The ancient Inca irrigation systems were a marvel of engineering and resourcefulness, designed to sustain agriculture in the challenging mountainous terrain of the Andes. The Incas, who thrived in South America from the 15th to the 16th century, implemented various ingenious techniques to manage water resources effectively. Among their many accomplishments, the Inca’s mastery of irrigation systems stands out as a testament to their ability to adapt and thrive in the challenging mountainous terrain they called home.
At the heart of the Inca agricultural success was the strategic use of terracing. The Incas transformed steep mountain slopes into a network of flat, step-like terraces, creating arable land where none seemed possible. These terraces served a dual purpose: preventing soil erosion in the mountainous landscape and providing a structured platform for cultivating crops. Also, one of the most remarkable aspects of Inca irrigation was the implementation of underground aqueducts (qanat-like systems) known as amunas or puquios. These were underground aqueducts that tapped into natural springs at higher elevations and brought water to lower-lying areas for irrigation.
These terraces which had an irrigation system served a dual purpose: preventing soil erosion in the mountainous landscape and providing a structured platform for cultivating crops
Stone-lined canals were another hallmark of Inca water management. Crafted with precision and engineering finesse, these canals transported water from rivers or springs to agricultural fields. The meticulous construction of these channels ensured a consistent slope for optimal water flow, demonstrating the Inca’s understanding of hydraulic principles.

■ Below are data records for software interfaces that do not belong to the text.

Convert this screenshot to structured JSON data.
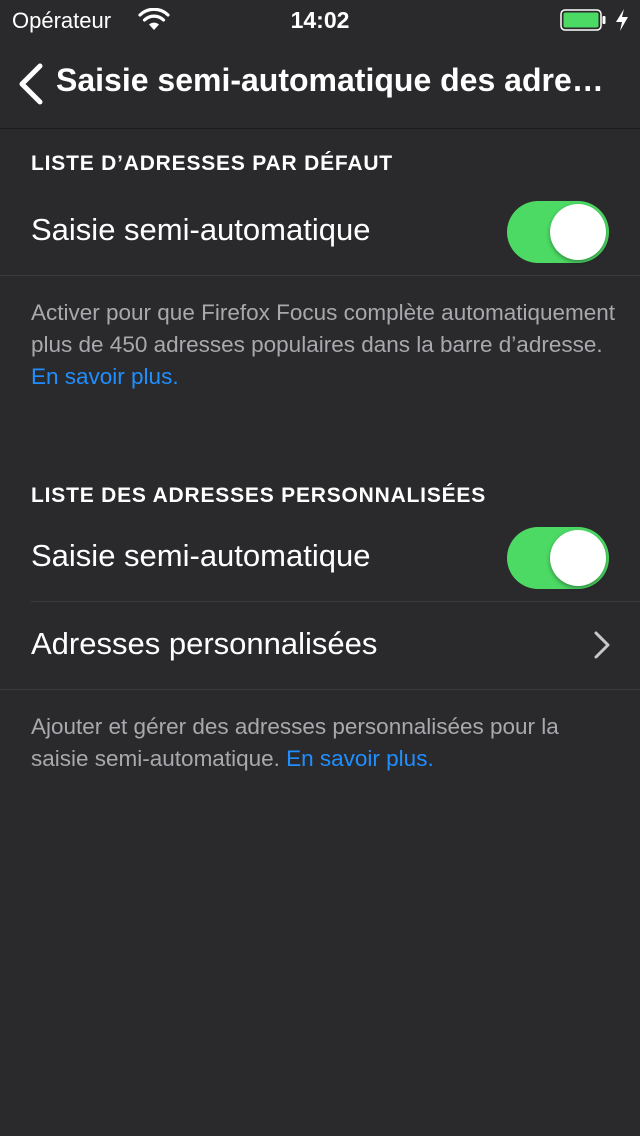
{
  "status_bar": {
    "carrier": "Opérateur",
    "time": "14:02",
    "battery_color": "#4cd964"
  },
  "nav": {
    "back_icon": "chevron-left-icon",
    "title": "Saisie semi-automatique des adresses"
  },
  "default_section": {
    "header": "LISTE D’ADRESSES PAR DÉFAUT",
    "autofill_label": "Saisie semi-automatique",
    "autofill_enabled": true,
    "footer_text": "Activer pour que Firefox Focus complète automatiquement plus de 450 adresses populaires dans la barre d’adresse. ",
    "footer_link": "En savoir plus."
  },
  "custom_section": {
    "header": "LISTE DES ADRESSES PERSONNALISÉES",
    "autofill_label": "Saisie semi-automatique",
    "autofill_enabled": true,
    "custom_urls_label": "Adresses personnalisées",
    "footer_text": "Ajouter et gérer des adresses personnalisées pour la saisie semi-automatique. ",
    "footer_link": "En savoir plus."
  },
  "colors": {
    "background": "#2a2a2c",
    "toggle_on": "#4cd964",
    "link": "#1f8fff",
    "footer_text": "#a9a9ad"
  }
}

Another important part of the ancient Inca irrigation systems was reservoirs which played a pivotal role in regulating water supply during seasonal variations. The Inca built artificial ponds, known as puquios, strategically positioned to collect and store water during the rainy season.